## ASSIGNMENT
Reproduce the data below in full and to the letter, images excepted.

## SUPPLIED DATA
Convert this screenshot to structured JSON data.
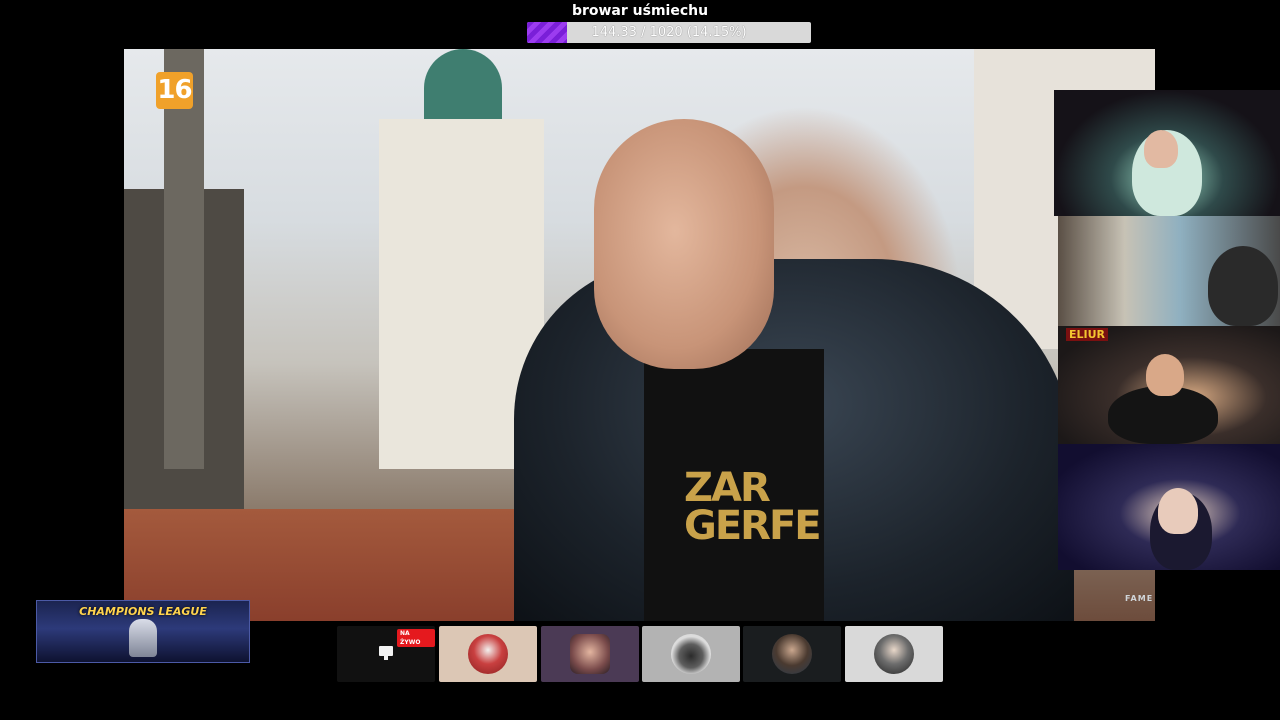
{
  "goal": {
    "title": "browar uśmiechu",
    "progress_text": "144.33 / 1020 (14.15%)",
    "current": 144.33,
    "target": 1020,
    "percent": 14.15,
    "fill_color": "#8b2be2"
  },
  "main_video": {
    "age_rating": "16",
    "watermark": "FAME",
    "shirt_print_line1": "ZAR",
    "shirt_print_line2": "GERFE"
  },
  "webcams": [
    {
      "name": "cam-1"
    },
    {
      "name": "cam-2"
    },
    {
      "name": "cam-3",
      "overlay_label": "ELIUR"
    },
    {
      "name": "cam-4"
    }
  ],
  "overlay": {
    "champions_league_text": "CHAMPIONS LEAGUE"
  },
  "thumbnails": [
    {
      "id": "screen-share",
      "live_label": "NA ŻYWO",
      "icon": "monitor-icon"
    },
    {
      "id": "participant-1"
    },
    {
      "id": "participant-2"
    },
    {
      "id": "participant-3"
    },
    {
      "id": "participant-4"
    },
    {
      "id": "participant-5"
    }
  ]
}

## EXERCISE SOLUTION
Convert this screenshot to structured JSON data.
{
  "goal": {
    "title": "browar uśmiechu",
    "progress_text": "144.33 / 1020 (14.15%)",
    "current": 144.33,
    "target": 1020,
    "percent": 14.15,
    "fill_color": "#8b2be2"
  },
  "main_video": {
    "age_rating": "16",
    "watermark": "FAME",
    "shirt_print_line1": "ZAR",
    "shirt_print_line2": "GERFE"
  },
  "webcams": [
    {
      "name": "cam-1"
    },
    {
      "name": "cam-2"
    },
    {
      "name": "cam-3",
      "overlay_label": "ELIUR"
    },
    {
      "name": "cam-4"
    }
  ],
  "overlay": {
    "champions_league_text": "CHAMPIONS LEAGUE"
  },
  "thumbnails": [
    {
      "id": "screen-share",
      "live_label": "NA ŻYWO",
      "icon": "monitor-icon"
    },
    {
      "id": "participant-1"
    },
    {
      "id": "participant-2"
    },
    {
      "id": "participant-3"
    },
    {
      "id": "participant-4"
    },
    {
      "id": "participant-5"
    }
  ]
}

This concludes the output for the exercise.